• _Dataset entries_
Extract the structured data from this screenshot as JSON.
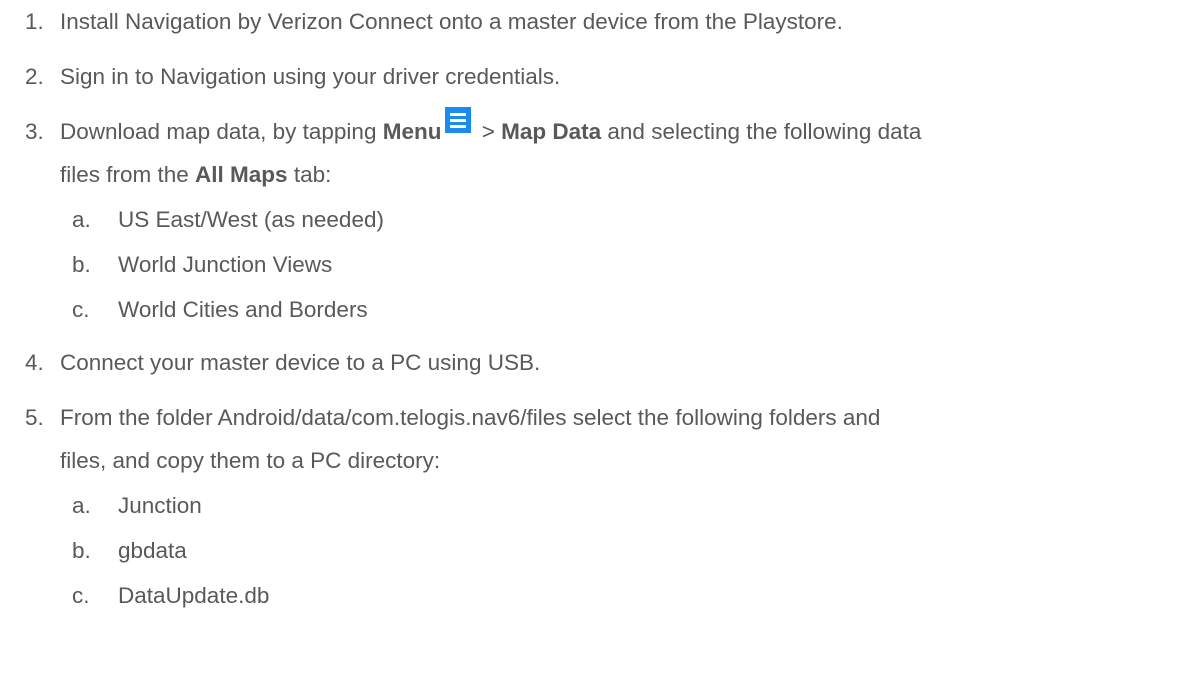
{
  "steps": [
    {
      "num": "1.",
      "text": "Install Navigation by Verizon Connect onto a master device from the Playstore."
    },
    {
      "num": "2.",
      "text": "Sign in to Navigation using your driver credentials."
    },
    {
      "num": "3.",
      "pre": "Download map data, by tapping ",
      "menu": "Menu",
      "sep": " > ",
      "map_data": "Map Data",
      "post": " and selecting the following data",
      "cont_pre": "files from the ",
      "all_maps": "All Maps",
      "cont_post": " tab:",
      "sub": [
        {
          "num": "a.",
          "text": "US East/West (as needed)"
        },
        {
          "num": "b.",
          "text": "World Junction Views"
        },
        {
          "num": "c.",
          "text": "World Cities and Borders"
        }
      ]
    },
    {
      "num": "4.",
      "text": "Connect your master device to a PC using USB."
    },
    {
      "num": "5.",
      "text": "From the folder Android/data/com.telogis.nav6/files select the following folders and",
      "cont": "files, and copy them to a PC directory:",
      "sub": [
        {
          "num": "a.",
          "text": "Junction"
        },
        {
          "num": "b.",
          "text": "gbdata"
        },
        {
          "num": "c.",
          "text": "DataUpdate.db"
        }
      ]
    }
  ],
  "icons": {
    "menu": "hamburger-menu-icon",
    "menu_color": "#1a8cf0"
  }
}
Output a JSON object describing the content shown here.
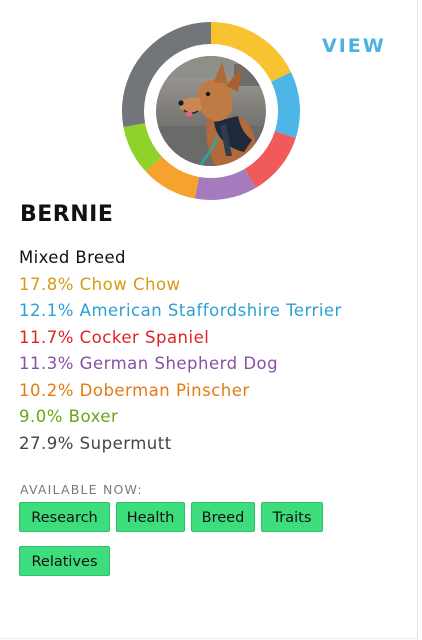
{
  "header": {
    "view_label": "VIEW"
  },
  "dog": {
    "name": "BERNIE",
    "mix_label": "Mixed Breed"
  },
  "breeds": [
    {
      "text": "17.8% Chow Chow",
      "percent": 17.8,
      "color": "#f7c331"
    },
    {
      "text": "12.1% American Staffordshire Terrier",
      "percent": 12.1,
      "color": "#4db6e7"
    },
    {
      "text": "11.7% Cocker Spaniel",
      "percent": 11.7,
      "color": "#f05a5a"
    },
    {
      "text": "11.3% German Shepherd Dog",
      "percent": 11.3,
      "color": "#a57bbd"
    },
    {
      "text": "10.2% Doberman Pinscher",
      "percent": 10.2,
      "color": "#f7a12e"
    },
    {
      "text": "9.0% Boxer",
      "percent": 9.0,
      "color": "#8fd22a"
    },
    {
      "text": "27.9% Supermutt",
      "percent": 27.9,
      "color": "#72757a"
    }
  ],
  "text_colors": {
    "chow": "#d89a12",
    "staff": "#2c9fd6",
    "cocker": "#e12222",
    "shepherd": "#8a4fa6",
    "doberman": "#e27b14",
    "boxer": "#6ea316",
    "supermutt": "#444444"
  },
  "available": {
    "label": "AVAILABLE NOW:",
    "tags": [
      "Research",
      "Health",
      "Breed",
      "Traits",
      "Relatives"
    ]
  }
}
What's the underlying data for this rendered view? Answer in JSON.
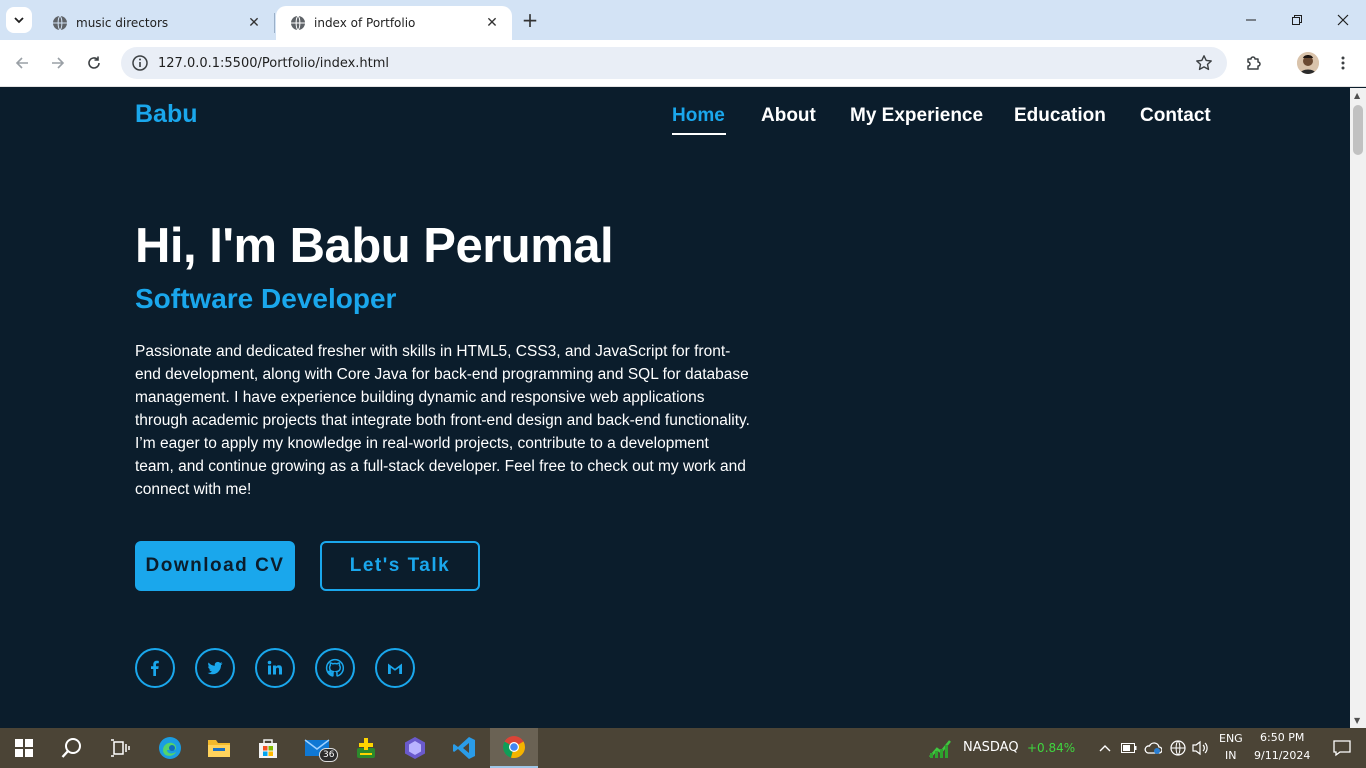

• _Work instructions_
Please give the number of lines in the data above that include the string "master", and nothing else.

• _Answer_
2